The operations of GM in India have been on a decline over the past few years. Asked to comment on the company’s thin product line-up and difficult operations, the GM India spokesperson said, “… global investments in India product programmes are on hold as we conduct complete review of our portfolio. It remains on hold.” The company said that even as the Beat Mini will be the only car that it will produce in India after the closure of the Halol plant, it has built up “enough supplies” of the Tavera MPV and the Cruze sedan (whose production will shut down soon) to ensure a diversified portfolio at retail points.
Asked whether the company is planning an exit from India “temporarily” as it works out a new strategy for the market, the spokesperson said, “We do not respond to speculation. As we have said many times, GM continues to believe in the growth potential of the Indian market and we are currently evaluating our future product portfolio.”
Sources, however, said that things are “not so rosy and (are) really difficult”. A headhunter said that several employees are seeking opportunities elsewhere.
Sales of General Motors India have been on a decline over the past few years, and remain a pale shadow of the robust 1.1 lakh units that the company sold in 2011-12. The company is expected to close this fiscal with just one-fourth of that number, and the future looks even more difficult as the shutting down of the Halol plant means the exit of Cruze sedan and Tavera MPV. The Beat mini, which is also being exported to Mexico in a left-hand drive version, will be the only car in the company’s portfolio for now, a grim picture when compared to the robust product portfolio that the company had just a few years back.
The spokesperson said that the company has a plan as the time progresses. “We are working with our dealers to ensure they have appropriate supply of vehicles ahead of the launch of the new Chevrolet Beat and Essentia.” The Essentia is a sub-4 meter compact sedan that the company has been planning for India, though sources say that “this may also be shelved”.
Dealers are worried, even as the Indian subsidiary’s top management met them as recently as last week to assuage their concerns. “It is not a healthy scenario right now at GM India. We are not satisfied with the meeting with the team here, and have sought a meeting with GM’s global management in the US,” one of the company’s top dealer said, requesting anonymity. “It is not possible to just survive with the Beat mini.”
Another dealer said that the future of so many families — those of employees, suppliers and dealers — is dependent on what the company decides to do with its operations. “We are not being compensated, and are sustaining operations only through servicing of cars,” another dealer said.

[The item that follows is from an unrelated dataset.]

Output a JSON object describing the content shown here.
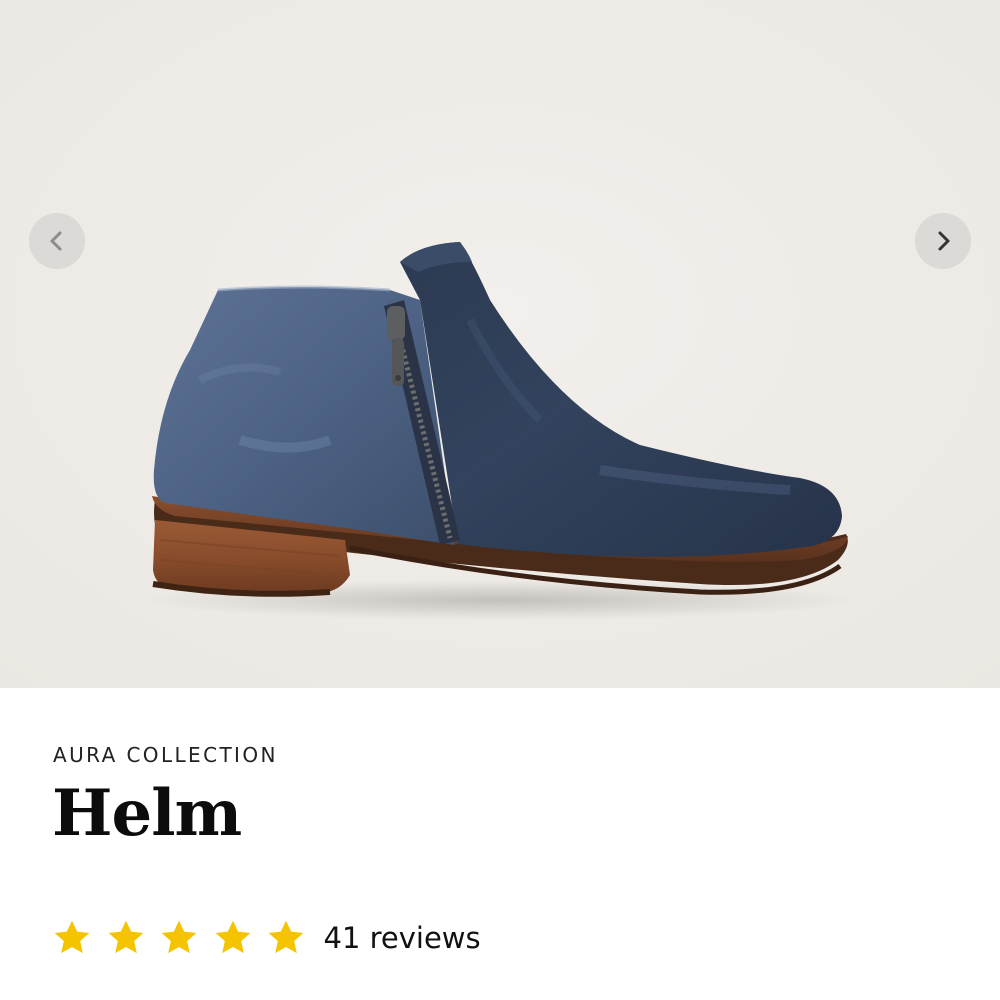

Company insiders said that at a recent meeting, the top management apprised senior functionaries of the current situation. “The meeting was held in Singapore, and the company tried to give an overview of its plans. But not many are convinced,” a senior executive said.